Brooks and Hopson were part of last week’s celebration as Cooper Green observed 50 years of taking care of an underserved population

Construction on a new state-of-the-art medical clinic should begin this winter on the site of the former Cooper Green parking deck, which was demolished earlier this year. The new five-story building will be 207,000 square feet with an overall estimated cost of $120 million.

David Randall (UAB/Provided Photo)

David Randall, chief strategy officer for the UAB Health System and board president and CEO of the Cooper Green Mercy Health Services Authority, said employees have been key to the hospital’s success and that will be important as Cooper Green moves forward.

“We have such a dedicated group of employees,” he said. “Obviously, health care is a difficult environment to work with. Cooper Green is focused on a key patient population that are somewhat underserved and so it really is a passion for our employees to help these patients.”

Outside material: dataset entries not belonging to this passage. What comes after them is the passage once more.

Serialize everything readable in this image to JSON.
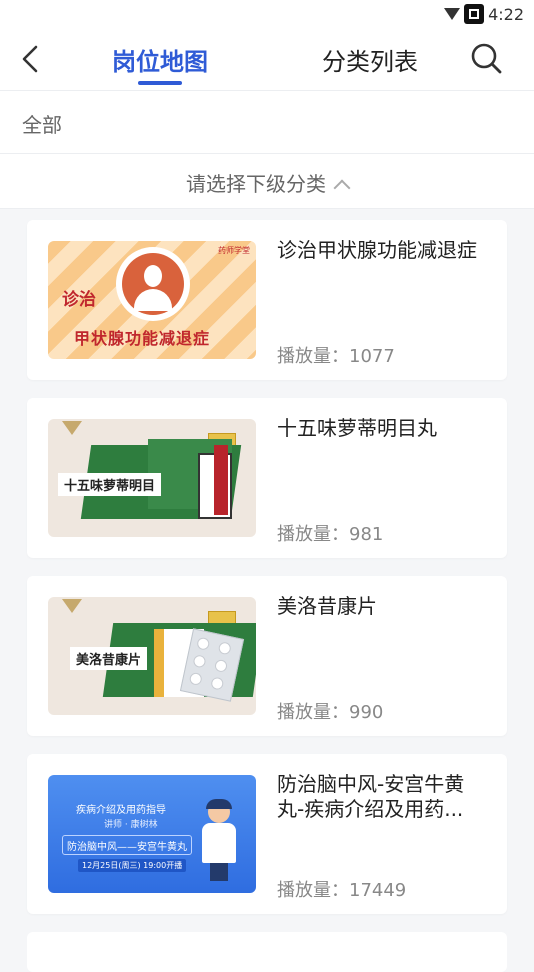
{
  "status": {
    "time": "4:22"
  },
  "nav": {
    "tabs": [
      {
        "label": "岗位地图",
        "active": true
      },
      {
        "label": "分类列表",
        "active": false
      }
    ]
  },
  "filter": {
    "all_label": "全部",
    "subcategory_label": "请选择下级分类"
  },
  "videos": [
    {
      "title": "诊治甲状腺功能减退症",
      "plays_label": "播放量：1077",
      "thumb_texts": {
        "line1": "诊治",
        "line2": "甲状腺功能减退症",
        "brand": "药师学堂"
      }
    },
    {
      "title": "十五味萝蒂明目丸",
      "plays_label": "播放量：981",
      "thumb_texts": {
        "strip": "十五味萝蒂明目"
      }
    },
    {
      "title": "美洛昔康片",
      "plays_label": "播放量：990",
      "thumb_texts": {
        "strip": "美洛昔康片"
      }
    },
    {
      "title": "防治脑中风-安宫牛黄丸-疾病介绍及用药...",
      "plays_label": "播放量：17449",
      "thumb_texts": {
        "line1": "疾病介绍及用药指导",
        "line2": "讲师 · 康树林",
        "banner": "防治脑中风——安宫牛黄丸",
        "date": "12月25日(周三) 19:00开播"
      }
    }
  ],
  "colors": {
    "accent": "#2f5bd6",
    "background": "#f5f6f8",
    "muted_text": "#888888"
  },
  "icons": [
    "back-arrow-icon",
    "search-icon",
    "chevron-up-icon",
    "wifi-icon",
    "scan-icon"
  ]
}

Along with the employees the new clinic will also bring “some of the history of the past, whether it’s pictures, bricks from the patio, we want to make sure that we actually honor the past and the history that is Cooper Green in the new clinic. I think that’s important because it’s been just an institutional legacy for the community and has really provided care for those who perhaps had very few or any other options. I think that’s critically important that we continue that.”

Raegan Durant, M.D., medical director for Cooper Green, said the new building, will provide an opportunity to provide care and a customized space to meet needs.

“We will be offering services to our patients in the new facility in a more patient-centered manner than we have previously been able to offer in our current building,” said Durant. “But patients will also continue to see familiar faces among our staff. We will blend the best of the past 50 years of service with the benefits the new facility will bring, as we look forward to the next 50 years of caring for our patients.”

Reagan Durant, M.D. (UAB/Provided Photo)

He added, “We recognize that we are outliving the utility of our current space. So, we’re dedicated and committed and investing in their care by building a new building, which I hope that patients enjoy the practical aspects of being in that building. But I hope they also understand that it is also a sign of our commitment to ensure that there will be another 50 years and more of care provided to similar populations here and services.”

Those services have increased because of Cooper Green’s partnership with University of Alabama at Birmingham. Since becoming a Healthcare Authority in 2020, an affiliate of The University of Alabama of Birmingham Medicine, Cooper Green can leverage the resources at UAB to improve care, Durant said, “But then I think also increasingly, there are lessons to be learned at Cooper Greene that may inform the perspective on care of the underserved at UAB … And I think that there are some things that we can contribute to the broader care to serve not only at UAB, but quite frankly, in the broader community in Birmingham and beyond.

Cooper Green’s 50th anniversary is a feat in of itself, Durant said. “Think about how tenuous health care organization sometimes can be. We’ve seen health care organizations come and go. Some are subsumed by larger organizations. But Cooper Green has managed to continue to provide care and to thrive for 50 years … there’s been a dramatic evolution in that landscape of health care, not just locally, but globally. And the fact that Cooper Green has been able to adapt at each juncture, along that timeframe, I think is remarkable.”

Cooper Green will continue to operate as normal as an outpatient clinic at 1515 6th Avenue South. Urgent care is open from 9 a.m. to 6 p.m. and clinics are open from 8 a.m. to 5 p.m. To get connected with Cooper Green, call 205-930-3377.

Updated at 9:40 a.m. on 9/30/2022 to correct a spelling.